Poley’s vocals…now, I’ll admit, I was a bit concerned here as well when I went into this record, because, while I was familiar with his voice from Sonic Heroes (he sung Team Sonic’s theme song alongside Tony Harnell (yeah, that actually happened!), which I thought was pretty good fun to listen to!), it was over a decade ago when that game was released (…wow, I just realised after typing that that I was 10 when that game was released!), so I was well aware that his voice would have almost certainly changed in that time. The question for me was how much it had changed…so I was quite surprised to find that the answer was “not much”. He doesn’t go for the rockier edge to his voice than he did and he doesn’t have a particularly great range (which is understandable: the guy’s 52 now!), but his voice still sounds genuinely very good overall. Props to the guy for keeping his voice in good shape!
The production on this record is pretty much going to come down to what I usually say: the mastering could be a bit better, but is mostly fine, the bass guitar is too quiet for my liking, the instruments sound like they’ve been recorded by people who know what they’re doing, so there’s no unnecessary distortion on them or anything that indicates the instruments haven’t been recorded properly, the mixing beyond the bass guitar is solid and the overall sound is one that shows that the record was recorded in a proper studio, resulting in a professional sounding production job. Can’t complain there, so props to everyone involved on the production side of this record (I haven’t been told that, unfortunately), because they did great jobs!
Ultimately, Beyond the Fade might actually be the best melodic hard rock record I’ve heard so far this year. I know that is a bold claim to make, but it has everything I could ask for in a melodic hard rock record, it handles everything very well while being a really enjoyable collection of songs and the complaints I do have feel very small in the grand scheme of things. Easy to recommend to melodic hard rock fans? HELL YES!
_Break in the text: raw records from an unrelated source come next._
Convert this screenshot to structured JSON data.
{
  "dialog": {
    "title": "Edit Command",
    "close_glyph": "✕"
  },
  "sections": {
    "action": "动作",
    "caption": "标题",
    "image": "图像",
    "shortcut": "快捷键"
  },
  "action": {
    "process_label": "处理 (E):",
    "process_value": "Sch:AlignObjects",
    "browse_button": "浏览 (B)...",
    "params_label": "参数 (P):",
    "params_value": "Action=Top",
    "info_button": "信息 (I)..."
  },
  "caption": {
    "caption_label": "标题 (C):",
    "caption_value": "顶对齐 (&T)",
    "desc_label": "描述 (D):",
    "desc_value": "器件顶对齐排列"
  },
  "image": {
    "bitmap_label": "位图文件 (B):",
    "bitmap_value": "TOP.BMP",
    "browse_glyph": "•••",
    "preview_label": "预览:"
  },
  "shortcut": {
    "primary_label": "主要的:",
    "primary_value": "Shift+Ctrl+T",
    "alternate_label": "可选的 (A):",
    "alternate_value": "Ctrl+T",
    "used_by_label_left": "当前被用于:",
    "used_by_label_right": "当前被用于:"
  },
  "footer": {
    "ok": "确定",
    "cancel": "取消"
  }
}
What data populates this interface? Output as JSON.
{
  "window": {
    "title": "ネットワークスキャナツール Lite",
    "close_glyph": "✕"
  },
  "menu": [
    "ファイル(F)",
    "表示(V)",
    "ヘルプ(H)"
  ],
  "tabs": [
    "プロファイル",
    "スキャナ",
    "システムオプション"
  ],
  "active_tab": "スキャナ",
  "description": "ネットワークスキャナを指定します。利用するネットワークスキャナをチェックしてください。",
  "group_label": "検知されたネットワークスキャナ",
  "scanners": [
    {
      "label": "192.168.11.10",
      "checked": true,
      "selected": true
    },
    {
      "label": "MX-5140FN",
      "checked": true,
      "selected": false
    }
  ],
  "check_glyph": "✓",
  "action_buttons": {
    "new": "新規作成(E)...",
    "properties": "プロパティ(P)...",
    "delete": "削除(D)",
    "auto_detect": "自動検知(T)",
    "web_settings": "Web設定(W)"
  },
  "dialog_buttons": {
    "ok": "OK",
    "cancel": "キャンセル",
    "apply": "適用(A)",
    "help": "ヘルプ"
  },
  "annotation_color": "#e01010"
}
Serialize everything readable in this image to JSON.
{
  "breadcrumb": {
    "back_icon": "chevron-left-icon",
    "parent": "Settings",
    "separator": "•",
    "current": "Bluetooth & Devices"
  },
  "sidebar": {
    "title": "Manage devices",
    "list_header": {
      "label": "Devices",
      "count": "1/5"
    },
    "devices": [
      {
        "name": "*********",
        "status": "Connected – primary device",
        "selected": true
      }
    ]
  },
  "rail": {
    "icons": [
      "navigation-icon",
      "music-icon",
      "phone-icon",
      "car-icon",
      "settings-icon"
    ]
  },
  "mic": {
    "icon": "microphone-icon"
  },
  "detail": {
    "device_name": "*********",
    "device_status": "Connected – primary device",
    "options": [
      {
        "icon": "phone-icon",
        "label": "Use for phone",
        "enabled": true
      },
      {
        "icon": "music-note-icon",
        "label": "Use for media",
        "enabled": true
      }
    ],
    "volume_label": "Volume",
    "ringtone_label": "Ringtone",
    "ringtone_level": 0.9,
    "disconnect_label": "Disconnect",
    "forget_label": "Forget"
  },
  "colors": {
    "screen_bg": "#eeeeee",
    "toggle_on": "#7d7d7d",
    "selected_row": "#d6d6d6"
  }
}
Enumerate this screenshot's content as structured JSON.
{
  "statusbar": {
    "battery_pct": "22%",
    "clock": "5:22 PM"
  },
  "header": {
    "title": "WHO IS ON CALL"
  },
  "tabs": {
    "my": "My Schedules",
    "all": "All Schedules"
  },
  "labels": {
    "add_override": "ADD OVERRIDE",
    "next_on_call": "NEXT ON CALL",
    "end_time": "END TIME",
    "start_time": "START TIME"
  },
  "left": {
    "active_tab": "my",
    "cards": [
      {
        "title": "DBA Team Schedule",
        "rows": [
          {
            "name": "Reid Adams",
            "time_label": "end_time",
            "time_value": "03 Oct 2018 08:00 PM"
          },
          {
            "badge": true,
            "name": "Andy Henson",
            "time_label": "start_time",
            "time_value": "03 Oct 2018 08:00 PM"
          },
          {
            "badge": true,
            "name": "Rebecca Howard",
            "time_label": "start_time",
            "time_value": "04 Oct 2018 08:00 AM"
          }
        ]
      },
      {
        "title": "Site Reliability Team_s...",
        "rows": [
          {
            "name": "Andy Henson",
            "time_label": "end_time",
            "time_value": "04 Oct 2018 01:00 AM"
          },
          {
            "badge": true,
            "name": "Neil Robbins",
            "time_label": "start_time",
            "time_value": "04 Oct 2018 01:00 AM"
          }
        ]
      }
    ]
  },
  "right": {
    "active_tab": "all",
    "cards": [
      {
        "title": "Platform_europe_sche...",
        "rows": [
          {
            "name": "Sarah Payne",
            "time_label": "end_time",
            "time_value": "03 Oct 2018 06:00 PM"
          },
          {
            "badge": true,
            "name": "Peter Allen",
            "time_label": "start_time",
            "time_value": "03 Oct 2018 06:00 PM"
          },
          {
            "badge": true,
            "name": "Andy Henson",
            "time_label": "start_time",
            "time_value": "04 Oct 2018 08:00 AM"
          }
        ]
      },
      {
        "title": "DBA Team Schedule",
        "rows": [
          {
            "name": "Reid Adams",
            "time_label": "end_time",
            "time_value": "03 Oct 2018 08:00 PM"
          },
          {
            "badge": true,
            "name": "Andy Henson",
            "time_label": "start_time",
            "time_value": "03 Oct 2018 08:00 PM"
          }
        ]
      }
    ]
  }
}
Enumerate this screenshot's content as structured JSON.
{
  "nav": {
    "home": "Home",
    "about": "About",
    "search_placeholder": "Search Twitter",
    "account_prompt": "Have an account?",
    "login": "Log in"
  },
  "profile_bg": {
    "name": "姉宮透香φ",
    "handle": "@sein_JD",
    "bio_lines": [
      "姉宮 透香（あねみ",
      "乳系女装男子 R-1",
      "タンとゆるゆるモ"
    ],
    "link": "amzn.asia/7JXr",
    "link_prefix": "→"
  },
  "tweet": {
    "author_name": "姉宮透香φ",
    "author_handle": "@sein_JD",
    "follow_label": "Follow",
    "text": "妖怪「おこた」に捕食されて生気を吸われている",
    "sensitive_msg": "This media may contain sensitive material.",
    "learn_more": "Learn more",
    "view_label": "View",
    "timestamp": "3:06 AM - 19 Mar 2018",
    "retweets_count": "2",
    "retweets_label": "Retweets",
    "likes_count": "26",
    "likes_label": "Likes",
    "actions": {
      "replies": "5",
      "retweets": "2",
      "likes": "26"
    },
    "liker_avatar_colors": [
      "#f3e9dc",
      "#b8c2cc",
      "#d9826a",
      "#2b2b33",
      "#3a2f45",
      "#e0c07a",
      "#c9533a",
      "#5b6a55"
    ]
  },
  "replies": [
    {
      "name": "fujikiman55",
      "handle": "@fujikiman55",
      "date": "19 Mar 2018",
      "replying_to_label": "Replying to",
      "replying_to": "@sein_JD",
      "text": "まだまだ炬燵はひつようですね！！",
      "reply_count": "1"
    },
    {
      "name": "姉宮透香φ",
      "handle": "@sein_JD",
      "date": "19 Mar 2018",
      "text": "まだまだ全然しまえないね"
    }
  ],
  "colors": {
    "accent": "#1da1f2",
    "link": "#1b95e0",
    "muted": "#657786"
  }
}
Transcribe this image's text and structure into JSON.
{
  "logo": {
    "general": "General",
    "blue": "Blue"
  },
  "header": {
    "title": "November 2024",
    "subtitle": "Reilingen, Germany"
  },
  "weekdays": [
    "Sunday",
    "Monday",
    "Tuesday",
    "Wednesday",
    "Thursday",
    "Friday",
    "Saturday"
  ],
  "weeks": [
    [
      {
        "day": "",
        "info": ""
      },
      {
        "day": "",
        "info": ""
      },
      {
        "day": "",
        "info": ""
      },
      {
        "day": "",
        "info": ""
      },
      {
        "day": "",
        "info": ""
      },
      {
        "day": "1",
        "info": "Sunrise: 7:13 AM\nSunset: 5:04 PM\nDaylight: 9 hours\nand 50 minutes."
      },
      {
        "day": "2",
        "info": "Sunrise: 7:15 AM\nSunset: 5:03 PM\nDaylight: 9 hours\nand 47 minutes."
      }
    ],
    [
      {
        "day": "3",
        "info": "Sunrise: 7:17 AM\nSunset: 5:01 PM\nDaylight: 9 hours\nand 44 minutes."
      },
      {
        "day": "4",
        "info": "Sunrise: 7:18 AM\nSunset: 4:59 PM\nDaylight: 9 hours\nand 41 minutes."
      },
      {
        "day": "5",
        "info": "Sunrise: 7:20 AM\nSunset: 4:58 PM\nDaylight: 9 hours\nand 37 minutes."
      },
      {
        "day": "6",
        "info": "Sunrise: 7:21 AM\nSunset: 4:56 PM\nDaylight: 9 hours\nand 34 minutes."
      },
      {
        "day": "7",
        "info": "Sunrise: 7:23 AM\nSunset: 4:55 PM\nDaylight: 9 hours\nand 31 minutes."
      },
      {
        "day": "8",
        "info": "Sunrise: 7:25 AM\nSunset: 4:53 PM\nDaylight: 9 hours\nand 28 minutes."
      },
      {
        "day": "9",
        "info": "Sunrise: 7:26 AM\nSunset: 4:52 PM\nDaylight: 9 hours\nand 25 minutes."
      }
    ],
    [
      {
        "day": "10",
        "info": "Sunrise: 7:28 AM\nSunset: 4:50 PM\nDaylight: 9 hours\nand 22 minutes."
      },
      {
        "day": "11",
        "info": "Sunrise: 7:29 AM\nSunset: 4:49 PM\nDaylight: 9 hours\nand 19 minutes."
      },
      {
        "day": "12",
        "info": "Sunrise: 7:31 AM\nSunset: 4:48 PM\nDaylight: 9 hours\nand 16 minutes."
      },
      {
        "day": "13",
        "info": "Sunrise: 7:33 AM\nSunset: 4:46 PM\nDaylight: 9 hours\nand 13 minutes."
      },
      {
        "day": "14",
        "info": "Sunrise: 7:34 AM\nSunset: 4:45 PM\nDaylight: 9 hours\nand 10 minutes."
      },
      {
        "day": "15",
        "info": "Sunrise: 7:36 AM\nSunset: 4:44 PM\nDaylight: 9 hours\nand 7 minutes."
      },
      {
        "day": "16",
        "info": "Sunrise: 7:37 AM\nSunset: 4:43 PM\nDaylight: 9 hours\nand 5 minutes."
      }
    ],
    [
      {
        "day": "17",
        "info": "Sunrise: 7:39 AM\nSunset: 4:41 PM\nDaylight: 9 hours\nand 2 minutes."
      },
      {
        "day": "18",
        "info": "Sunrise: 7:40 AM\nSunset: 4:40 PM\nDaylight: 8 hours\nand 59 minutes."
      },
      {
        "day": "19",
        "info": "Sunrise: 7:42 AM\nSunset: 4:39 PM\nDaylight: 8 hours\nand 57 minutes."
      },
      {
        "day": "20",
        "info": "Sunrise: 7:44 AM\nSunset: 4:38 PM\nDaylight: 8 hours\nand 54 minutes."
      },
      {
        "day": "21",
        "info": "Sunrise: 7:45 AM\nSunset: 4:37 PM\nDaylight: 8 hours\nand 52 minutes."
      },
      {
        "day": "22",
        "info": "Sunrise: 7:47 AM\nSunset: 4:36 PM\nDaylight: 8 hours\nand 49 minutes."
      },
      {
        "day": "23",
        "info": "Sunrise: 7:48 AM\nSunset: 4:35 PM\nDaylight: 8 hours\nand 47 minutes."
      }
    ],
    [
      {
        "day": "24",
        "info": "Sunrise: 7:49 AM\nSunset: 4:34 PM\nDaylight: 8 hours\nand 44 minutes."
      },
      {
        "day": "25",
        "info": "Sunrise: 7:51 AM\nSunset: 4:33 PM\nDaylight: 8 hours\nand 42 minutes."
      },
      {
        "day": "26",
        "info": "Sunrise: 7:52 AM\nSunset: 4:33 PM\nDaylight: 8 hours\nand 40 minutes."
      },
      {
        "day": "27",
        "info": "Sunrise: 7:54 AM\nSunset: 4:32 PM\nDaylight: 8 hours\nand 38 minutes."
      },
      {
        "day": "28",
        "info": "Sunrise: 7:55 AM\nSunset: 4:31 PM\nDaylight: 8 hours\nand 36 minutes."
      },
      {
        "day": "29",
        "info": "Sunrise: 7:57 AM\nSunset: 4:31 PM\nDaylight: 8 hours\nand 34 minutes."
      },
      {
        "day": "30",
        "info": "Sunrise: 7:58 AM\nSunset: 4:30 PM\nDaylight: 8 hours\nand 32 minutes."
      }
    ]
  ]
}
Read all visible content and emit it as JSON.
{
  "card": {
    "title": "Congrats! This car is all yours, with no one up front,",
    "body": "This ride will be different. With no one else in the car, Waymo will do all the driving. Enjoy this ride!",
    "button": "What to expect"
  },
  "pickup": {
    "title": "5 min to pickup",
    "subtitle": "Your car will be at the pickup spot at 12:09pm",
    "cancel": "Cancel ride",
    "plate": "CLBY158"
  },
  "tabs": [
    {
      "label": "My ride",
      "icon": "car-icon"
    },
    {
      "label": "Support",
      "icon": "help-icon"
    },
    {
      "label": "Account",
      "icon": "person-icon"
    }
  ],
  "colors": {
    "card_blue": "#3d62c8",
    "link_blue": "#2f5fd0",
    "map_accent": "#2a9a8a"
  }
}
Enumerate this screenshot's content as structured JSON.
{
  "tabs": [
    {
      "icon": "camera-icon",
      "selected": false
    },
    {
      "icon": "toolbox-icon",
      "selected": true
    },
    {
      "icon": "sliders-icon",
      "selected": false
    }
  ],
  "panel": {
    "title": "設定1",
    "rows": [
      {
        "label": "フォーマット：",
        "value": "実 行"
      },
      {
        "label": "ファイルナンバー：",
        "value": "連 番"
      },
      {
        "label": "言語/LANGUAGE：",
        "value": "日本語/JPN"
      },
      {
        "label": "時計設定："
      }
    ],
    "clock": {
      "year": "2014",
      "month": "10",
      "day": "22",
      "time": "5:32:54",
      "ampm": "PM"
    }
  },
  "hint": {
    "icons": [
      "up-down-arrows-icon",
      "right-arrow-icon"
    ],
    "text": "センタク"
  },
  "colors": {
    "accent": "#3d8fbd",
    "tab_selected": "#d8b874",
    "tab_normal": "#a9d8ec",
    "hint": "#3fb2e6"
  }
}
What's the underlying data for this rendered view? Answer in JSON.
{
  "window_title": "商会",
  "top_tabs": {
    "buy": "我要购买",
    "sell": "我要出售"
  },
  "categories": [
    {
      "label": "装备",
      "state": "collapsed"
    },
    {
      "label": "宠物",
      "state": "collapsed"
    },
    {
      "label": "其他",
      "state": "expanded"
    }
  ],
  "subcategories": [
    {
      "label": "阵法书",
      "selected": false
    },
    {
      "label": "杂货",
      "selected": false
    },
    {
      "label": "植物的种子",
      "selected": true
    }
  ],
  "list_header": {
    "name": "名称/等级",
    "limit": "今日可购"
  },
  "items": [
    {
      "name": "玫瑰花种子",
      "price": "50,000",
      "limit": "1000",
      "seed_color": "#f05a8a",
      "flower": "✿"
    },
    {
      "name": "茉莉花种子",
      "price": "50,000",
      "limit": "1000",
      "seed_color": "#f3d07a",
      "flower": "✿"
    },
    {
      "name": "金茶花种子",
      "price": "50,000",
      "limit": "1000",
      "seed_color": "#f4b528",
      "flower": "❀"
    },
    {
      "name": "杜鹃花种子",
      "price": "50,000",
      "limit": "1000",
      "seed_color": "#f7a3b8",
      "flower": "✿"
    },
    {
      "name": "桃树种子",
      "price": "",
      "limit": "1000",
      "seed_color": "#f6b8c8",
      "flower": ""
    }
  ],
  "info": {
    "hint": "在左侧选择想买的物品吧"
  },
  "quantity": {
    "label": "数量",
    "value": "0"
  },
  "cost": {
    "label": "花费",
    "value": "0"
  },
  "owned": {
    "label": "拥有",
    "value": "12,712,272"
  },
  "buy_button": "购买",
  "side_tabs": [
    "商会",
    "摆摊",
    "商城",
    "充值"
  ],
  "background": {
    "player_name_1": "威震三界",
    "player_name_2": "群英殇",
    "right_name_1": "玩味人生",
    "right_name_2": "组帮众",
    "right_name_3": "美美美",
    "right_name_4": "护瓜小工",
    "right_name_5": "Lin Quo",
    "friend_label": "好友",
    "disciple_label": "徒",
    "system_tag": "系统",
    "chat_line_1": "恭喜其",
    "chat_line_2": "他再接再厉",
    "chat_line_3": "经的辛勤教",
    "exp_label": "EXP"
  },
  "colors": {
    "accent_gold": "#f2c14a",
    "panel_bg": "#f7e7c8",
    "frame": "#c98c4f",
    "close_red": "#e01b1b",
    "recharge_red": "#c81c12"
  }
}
Beyond the Fade will be released on the 13th of May by Frontier Records. A promo copy of the album was provided for review purposes.